Carbon Sucker: CR5
What carbon dioxide has to do with national security and a dog’s tail.
By Maria Popova
Recycling alone won’t do it, carbon offsets are a joke, and geoengineering is a bandaid at best. Even our most committed resolve to change our unsustainable ways may just take too long to prevent the grim consequences of decades of wasteful consumption. Let’s face it, the best solution to our climate pickle would be to suck the carbon dioxide right out of the atmosphere and be done with it.
Luckily, researcher Rich Diver at Sandia National Laboratories, a U.S. facility developing national security products through science and technology, has been working on just that — and then some. (Because, at this point, the climate crisis is a matter of trans-national security.) He has developed a prototype for a machine that uses solar energy to convert carbon dioxide waste from power plants into transportation fuels like gasoline, diesel, and jet fuel — an interesting alternative to carbon sequestration where, instead of stashing CO2 in underground storage, carbon dioxide can actually be put right back into the energy system.

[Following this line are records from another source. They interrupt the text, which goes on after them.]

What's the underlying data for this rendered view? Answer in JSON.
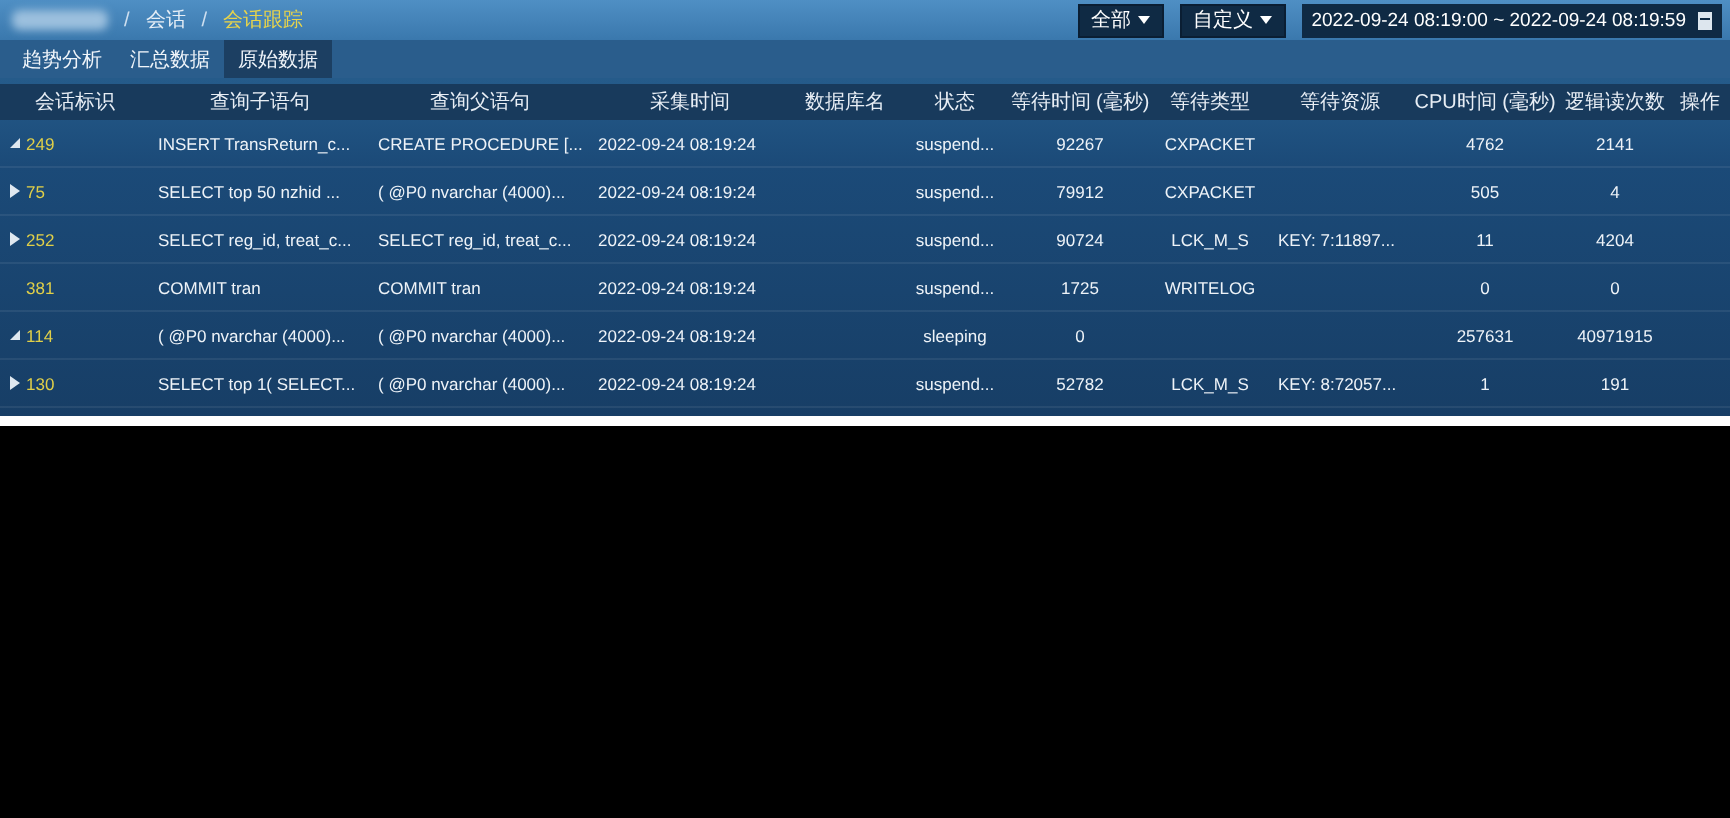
{
  "breadcrumb": {
    "separator": "/",
    "items": [
      {
        "label": "会话",
        "current": false
      },
      {
        "label": "会话跟踪",
        "current": true
      }
    ]
  },
  "filters": {
    "scope": "全部",
    "range_mode": "自定义",
    "date_range": "2022-09-24 08:19:00 ~ 2022-09-24 08:19:59"
  },
  "tabs": [
    {
      "label": "趋势分析",
      "selected": false
    },
    {
      "label": "汇总数据",
      "selected": false
    },
    {
      "label": "原始数据",
      "selected": true
    }
  ],
  "table": {
    "columns": [
      "会话标识",
      "查询子语句",
      "查询父语句",
      "采集时间",
      "数据库名",
      "状态",
      "等待时间 (毫秒)",
      "等待类型",
      "等待资源",
      "CPU时间 (毫秒)",
      "逻辑读次数",
      "操作"
    ],
    "rows": [
      {
        "expandable": true,
        "expanded": true,
        "cells": [
          "249",
          "INSERT TransReturn_c...",
          "CREATE PROCEDURE [...",
          "2022-09-24 08:19:24",
          "",
          "suspend...",
          "92267",
          "CXPACKET",
          "",
          "4762",
          "2141",
          ""
        ]
      },
      {
        "expandable": true,
        "expanded": false,
        "cells": [
          "75",
          "SELECT top 50 nzhid ...",
          "( @P0 nvarchar (4000)...",
          "2022-09-24 08:19:24",
          "",
          "suspend...",
          "79912",
          "CXPACKET",
          "",
          "505",
          "4",
          ""
        ]
      },
      {
        "expandable": true,
        "expanded": false,
        "cells": [
          "252",
          "SELECT reg_id, treat_c...",
          "SELECT reg_id, treat_c...",
          "2022-09-24 08:19:24",
          "",
          "suspend...",
          "90724",
          "LCK_M_S",
          "KEY: 7:11897...",
          "11",
          "4204",
          ""
        ]
      },
      {
        "expandable": false,
        "cells": [
          "381",
          "COMMIT tran",
          "COMMIT tran",
          "2022-09-24 08:19:24",
          "",
          "suspend...",
          "1725",
          "WRITELOG",
          "",
          "0",
          "0",
          ""
        ]
      },
      {
        "expandable": true,
        "expanded": true,
        "cells": [
          "114",
          "( @P0 nvarchar (4000)...",
          "( @P0 nvarchar (4000)...",
          "2022-09-24 08:19:24",
          "",
          "sleeping",
          "0",
          "",
          "",
          "257631",
          "40971915",
          ""
        ]
      },
      {
        "expandable": true,
        "expanded": false,
        "cells": [
          "130",
          "SELECT top 1( SELECT...",
          "( @P0 nvarchar (4000)...",
          "2022-09-24 08:19:24",
          "",
          "suspend...",
          "52782",
          "LCK_M_S",
          "KEY: 8:72057...",
          "1",
          "191",
          ""
        ]
      }
    ]
  }
}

The device, called the Counter-Rotating-Ring Receiver Reactor Recuperator (CR5), may take 15-20 years before it becomes an efficient market-ready technology. (Researchers want to pump up its efficiency to a few percent, double that of real-world photosynthesis.) And, of course, there’s still the glaring issue of using energy waste to create non-clean-burning energy, which in turn creates more waste — no dog chasing its tail ever got anywhere.
But we still think the development is important — not even because of the actual technology, but because of what it connotes: A large-scale effort from governments, institutions and scientists to brainstorm possible solutions and really get their hands dirty until they find the right ones, the ones that both help undo decades worth of damage and offer long-term solutions for the future.
Meanwhile, though, you should still recycle, you know. And don’t forget today (if you’re in the U.S. — tomorrow if you’re anywhere else) is Buy Nothing Day.
Published November 27, 2009